well.  it’s official.  i can no longer start a sentence with “last year on the world race…”  i’ve been on american soil for three hundred and sixty five days. [minus the week-long stint in ireland last fall].  whoa.  deep breath.

i landed in lax sometime in the afternoon a year ago.  the lady looked at my passport and said “you’ve been gone for quite some time.  welcome home.” to which i offered a fake smile as i fought back tears.  then i stood in customs for three hours before finally walking out into american civilization.  i spent the evening with my world race bff’s before hopping on a red-eye back to missouri.

i walked off of a plane in springfield and hugged my family.  we drove home.  the first thing i did was try on an old pair of jeans to make sure they still fit.  then i took a nap.  we ate lasagna for dinner.  and normal life just kind of began again.

countless times over the last year when i have thought back to my time on the world race i’ve  felt like it was nothing more than a dream.  a crazy adventure that just kind of happened but it wasn’t real.  except that it was real.  so real, in fact, that the residue is still on me.  not the africa dirt and asia smell.  but the residue of the things i saw.  the prayers i prayed and people i met.  the residue of feelings i felt and dreams i dared to dream.  it’s still on me, the glory of it all.

in fact, it’s just being embedded deeper and deeper into who i am.

i spent three weeks at home.  mostly i tried to catch up with the friends and family i had missed for eleven months.  i ate a lot of food and drank a lot of coffee.  i packed up my life and drove to georgia, where i’ve spent the last eleven months on a brand new adventure and at the same time discovering a new kind of normal.

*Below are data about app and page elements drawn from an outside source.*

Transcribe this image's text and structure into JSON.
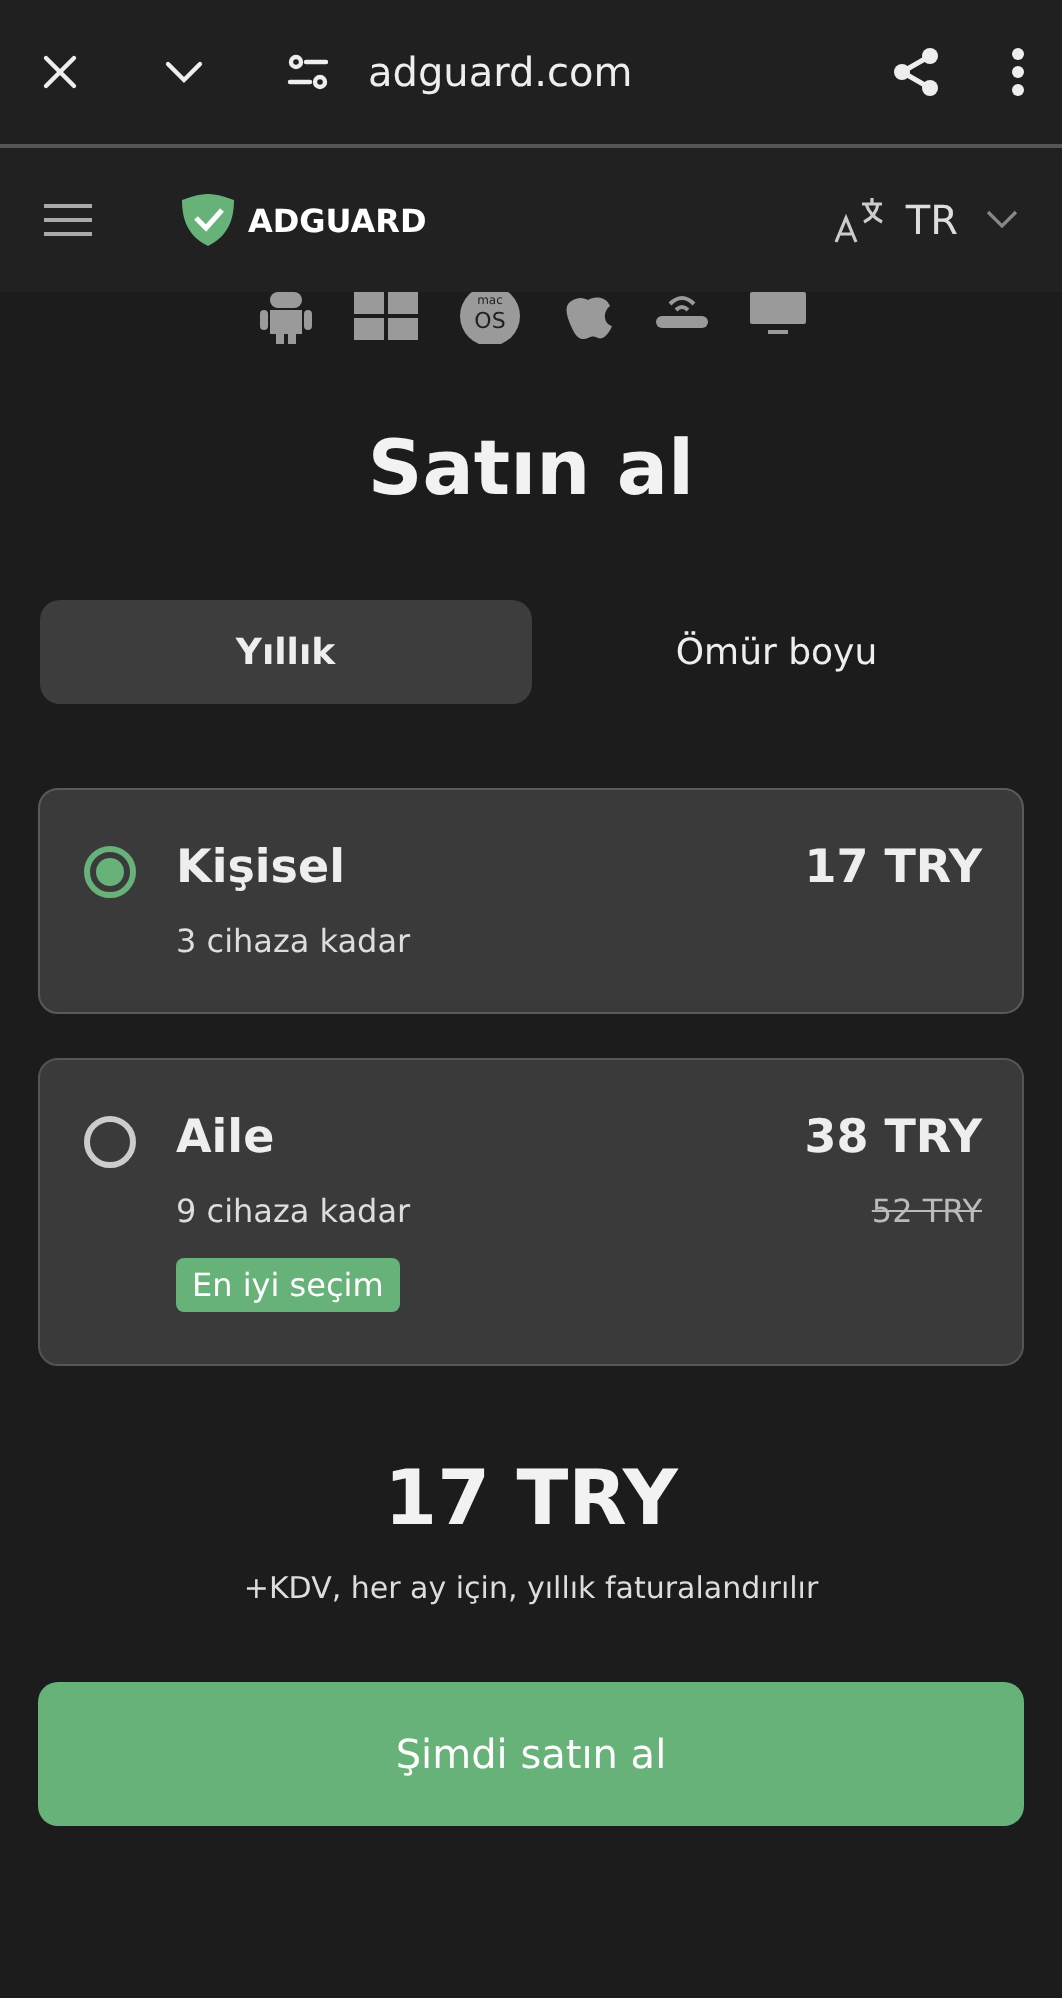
{
  "browser_bar": {
    "url": "adguard.com"
  },
  "site_header": {
    "logo": "ADGUARD",
    "language": "TR"
  },
  "platforms": [
    {
      "kind": "android"
    },
    {
      "kind": "windows"
    },
    {
      "kind": "macos",
      "text": [
        "mac",
        "OS"
      ]
    },
    {
      "kind": "ios"
    },
    {
      "kind": "router"
    },
    {
      "kind": "tv"
    }
  ],
  "title": "Satın al",
  "tabs": [
    {
      "label": "Yıllık",
      "selected": true
    },
    {
      "label": "Ömür boyu",
      "selected": false
    }
  ],
  "plans": [
    {
      "name": "Kişisel",
      "devices": "3 cihaza kadar",
      "price": "17 TRY",
      "selected": true
    },
    {
      "name": "Aile",
      "devices": "9 cihaza kadar",
      "price": "38 TRY",
      "old_price": "52 TRY",
      "badge": "En iyi seçim",
      "selected": false
    }
  ],
  "total": "17 TRY",
  "note": "+KDV, her ay için, yıllık faturalandırılır",
  "buy_button": "Şimdi satın al"
}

my first few months in georgia were mostly spent in tears.  i cried because i was lonely.  i cried because i missed being on the field.  i missed holding babies and praying for sick people.  i cried because i had no plan.  i cried because i had absolutely no idea how to do my job.  sometimes i cried because it was the only thing i knew to do in the midst of trying to process and re-enter to so many things.  but, over the months, slowly but surely the tears have become fewer and farther between.  i promise.  ask allison.

i’ve become somewhat settled.  in gainesville, yes.  but mostly in my spirit.  i’ve got a bit of handle on why i’m here.  i’m not so lonely anymore. and i’ve figured some things out about my job.  i feel like i’ve processed the things i’ve seen; even though i still miss the african babies.  i guess i don’t really have a plan.  but i don’t feel like i really need one right now, so that’s refreshing.

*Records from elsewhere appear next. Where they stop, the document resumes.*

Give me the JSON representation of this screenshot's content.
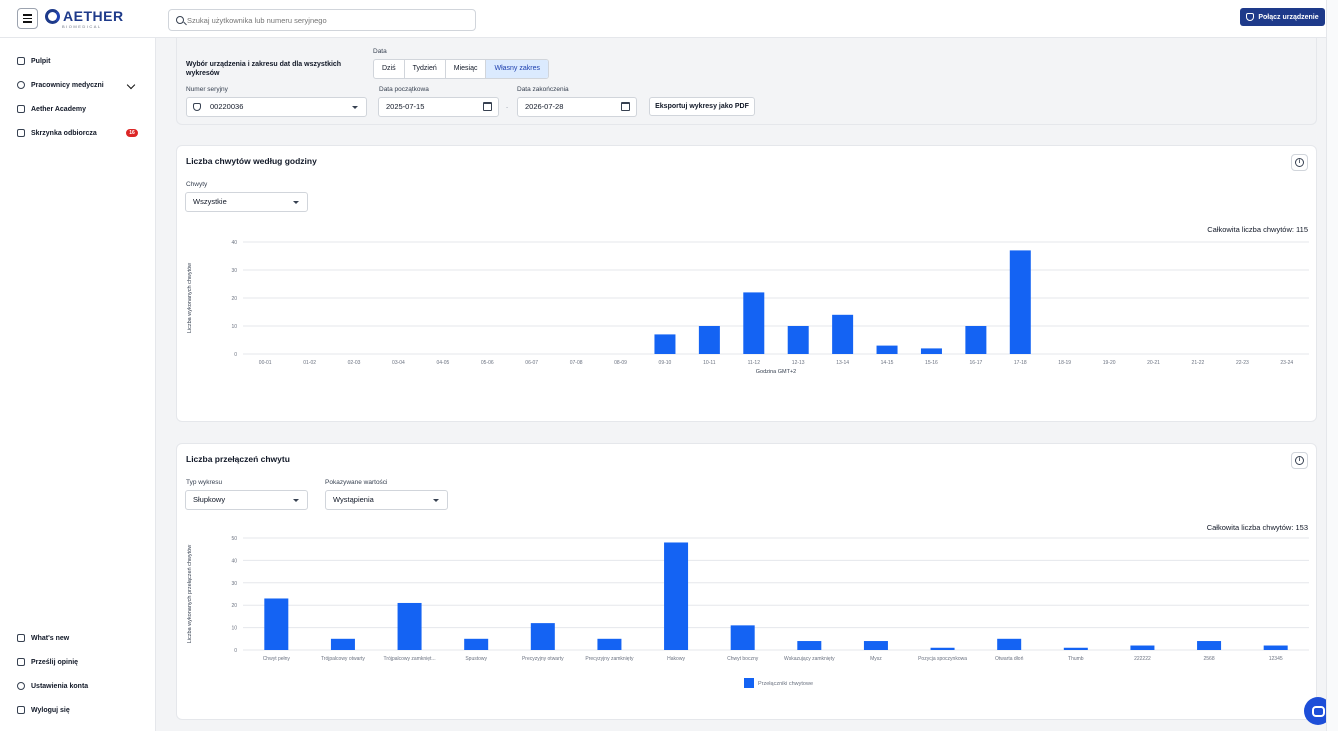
{
  "header": {
    "logo_text": "AETHER",
    "logo_subtext": "BIOMEDICAL",
    "search_placeholder": "Szukaj użytkownika lub numeru seryjnego",
    "connect_label": "Połącz urządzenie"
  },
  "sidebar": {
    "items": [
      {
        "label": "Pulpit",
        "icon": "home-icon"
      },
      {
        "label": "Pracownicy medyczni",
        "icon": "shield-icon"
      },
      {
        "label": "Aether Academy",
        "icon": "graduation-cap-icon"
      },
      {
        "label": "Skrzynka odbiorcza",
        "icon": "inbox-icon",
        "badge": "16"
      }
    ],
    "bottom_items": [
      {
        "label": "What's new",
        "icon": "megaphone-icon"
      },
      {
        "label": "Prześlij opinię",
        "icon": "feedback-icon"
      },
      {
        "label": "Ustawienia konta",
        "icon": "gear-icon"
      },
      {
        "label": "Wyloguj się",
        "icon": "logout-icon"
      }
    ]
  },
  "filters": {
    "title": "Wybór urządzenia i zakresu dat dla wszystkich wykresów",
    "date_label": "Data",
    "ranges": [
      "Dziś",
      "Tydzień",
      "Miesiąc",
      "Własny zakres"
    ],
    "active_range": "Własny zakres",
    "serial_label": "Numer seryjny",
    "serial_value": "00220036",
    "start_label": "Data początkowa",
    "start_value": "2025-07-15",
    "end_label": "Data zakończenia",
    "end_value": "2026-07-28",
    "export_label": "Eksportuj wykresy jako PDF",
    "range_separator": "-"
  },
  "chart1_card": {
    "title": "Liczba chwytów według godziny",
    "filter_label": "Chwyty",
    "filter_value": "Wszystkie",
    "total_text": "Całkowita liczba chwytów: 115"
  },
  "chart2_card": {
    "title": "Liczba przełączeń chwytu",
    "type_label": "Typ wykresu",
    "type_value": "Słupkowy",
    "values_label": "Pokazywane wartości",
    "values_value": "Wystąpienia",
    "total_text": "Całkowita liczba chwytów: 153"
  },
  "chart_data": [
    {
      "type": "bar",
      "xlabel": "Godzina GMT+2",
      "ylabel": "Liczba wykonanych chwytów",
      "ylim": [
        0,
        40
      ],
      "yticks": [
        0,
        10,
        20,
        30,
        40
      ],
      "grid": true,
      "color": "#1463f3",
      "categories": [
        "00-01",
        "01-02",
        "02-03",
        "03-04",
        "04-05",
        "05-06",
        "06-07",
        "07-08",
        "08-09",
        "09-10",
        "10-11",
        "11-12",
        "12-13",
        "13-14",
        "14-15",
        "15-16",
        "16-17",
        "17-18",
        "18-19",
        "19-20",
        "20-21",
        "21-22",
        "22-23",
        "23-24"
      ],
      "values": [
        0,
        0,
        0,
        0,
        0,
        0,
        0,
        0,
        0,
        7,
        10,
        22,
        10,
        14,
        3,
        2,
        10,
        37,
        0,
        0,
        0,
        0,
        0,
        0
      ]
    },
    {
      "type": "bar",
      "xlabel": "",
      "ylabel": "Liczba wykonanych przełączeń chwytów",
      "ylim": [
        0,
        50
      ],
      "yticks": [
        0,
        10,
        20,
        30,
        40,
        50
      ],
      "grid": true,
      "legend_position": "bottom",
      "color": "#1463f3",
      "categories": [
        "Chwyt pełny",
        "Trójpalcowy otwarty",
        "Trójpalcowy zamknięt...",
        "Spustowy",
        "Precyzyjny otwarty",
        "Precyzyjny zamknięty",
        "Hakowy",
        "Chwyt boczny",
        "Wskazujący zamknięty",
        "Mysz",
        "Pozycja spoczynkowa",
        "Otwarta dłoń",
        "Thumb",
        "222222",
        "2568",
        "12345"
      ],
      "series": [
        {
          "name": "Przełączniki chwytowe",
          "values": [
            23,
            5,
            21,
            5,
            12,
            5,
            48,
            11,
            4,
            4,
            1,
            5,
            1,
            2,
            4,
            2
          ]
        }
      ]
    }
  ]
}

anyways.  a lot has happened in the last year.  a lot of good things and a lot of hard things.  some broken places have been exposed and some other broken places have been healed.  i’m more whole than i was a year ago.  i’m more confident and hopeful than i was a year ago.  i’m definitely more free than i was year ago. and i am so much more thankful thank i was a year ago.

i’m thankful for the journey of the world race.  i’m thankful for the journey the last eleven months in georgia have been.  as thankful as i am for the past, i want to be the kind of person who looks ahead to the future with hope and great expectation.  there’s really no telling what’s in store for the next three hundred and sixty five days.  but my prayer is that the residue of my past journeys would become more deeply embedded as i set my eyes and heart towards the journey ahead.

with that.  enjoy the video i made of our world race journey.

happy home-one-year-aversary k-squad.

trader.

i came across this video when i was going through my morning internet routine.

i just like it.  i especially like that they talked about bringing the kingdom from your work.  because, well.  that’s what i do.  i bring the kingdom from gainesville, georgia while i sit behind a desk.  i bring the kingdom by sending emails, writing marketing plans, and going to meetings.  [so.many.meetings.] and i love it. i love it so much more than i ever thought that i would.

i’m just glad i get to stand alongside the traders in my generation.